The other major difference between the scores is the arguably more performative quality of Narrow Sea. While percussion by its very nature has a physical aspect to it, Shaw emphasizes it here, having Upshaw join in and tap a mallet on the piano strings and pour water under heavy amplification. At one point, all four of the percussionists gather around the piano and manipulate the strings in varied unconventional ways (a section that arguably goes on a bit too long).
Many of the qualities that have gained Upshaw so many fans were evident here, including her unruffled fearlessness and versatility. She delivered Crumb’s desolate song reworkings with a fitting air of forlorn determination — undeterred by everything happening around her. In Shaw’s songs, there was more of a chance to hear Upshaw’s flowing line and the sense of genuineness and straightforwardness that has always been part of her singing.

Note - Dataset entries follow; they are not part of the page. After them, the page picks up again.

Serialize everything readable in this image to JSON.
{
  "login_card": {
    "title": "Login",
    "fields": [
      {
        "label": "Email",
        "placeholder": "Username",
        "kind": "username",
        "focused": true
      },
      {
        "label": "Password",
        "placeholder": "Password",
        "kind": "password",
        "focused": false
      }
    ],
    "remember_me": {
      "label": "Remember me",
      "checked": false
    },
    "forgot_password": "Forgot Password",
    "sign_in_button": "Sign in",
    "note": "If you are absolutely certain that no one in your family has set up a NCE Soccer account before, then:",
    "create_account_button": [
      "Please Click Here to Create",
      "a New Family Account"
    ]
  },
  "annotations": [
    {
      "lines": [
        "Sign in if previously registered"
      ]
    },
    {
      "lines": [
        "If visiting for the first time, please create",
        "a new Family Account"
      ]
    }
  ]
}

Before the concert began, the stage of Ravinia’s intimate Martin Theatre was packed with dozens of stand-alone instruments and others arranged on tables as well as a small forest of microphones to amplify them. For the concert opener, Bryce Dessner’s Music for Wood and Strings, the four members of Sō Percussion sat at tables in a U shape at the front of the stage, each with a dulcimer-like instrument the composer and guitarist designed in conjunction with Aron Sanchez. There were alto, tenor, and bass versions of these instruments (the bass one provides the melody), each with two off-setting sets of four strings. (Also used sparingly were a few auxiliary pieces of percussion, including a snare drum and wood block.)
These amazing instruments produced a surprising range of colors and effects as each player swept the strings with tiny bows, tapped them with ordinary pencils (producing the most traditionally dulcimer-like quality) or plucked them with his hands. The ever-changing music had an iterative, sometimes minimalist feel with vigorous cascades of notes at certain times and shimmering clouds of sound at others. Dessner is one of the most versatile musicians of our time, serving as guitarist for indie rock band The National and writing contemporary classical music for such ensembles as the Los Angeles Philharmonic and Eighth Blackbird. And this work evoked all of those facets, with moments that had rock and folk sensibilities.
The perfectly matched members of Sō Percussion — Eric Cha-Beach, Josh Quillen, Adam Sliwinski, and Jason Treuting — are consummate musicians and masters of an extraordinary range of instruments both conventional and not. They delivered intense, thoroughly invested performances and proved themselves to be adept and communicative collaborators.
Kyle MacMillan served as the classical music critic for the Denver Post from 2000 through 2011. He is now a freelance journalist in Chicago, where he contributes regularly to the Chicago Sun-Times and Modern Luxury and writes for such national publications as the Wall Street Journal, Opera News, Chamber Music, and Early Music America.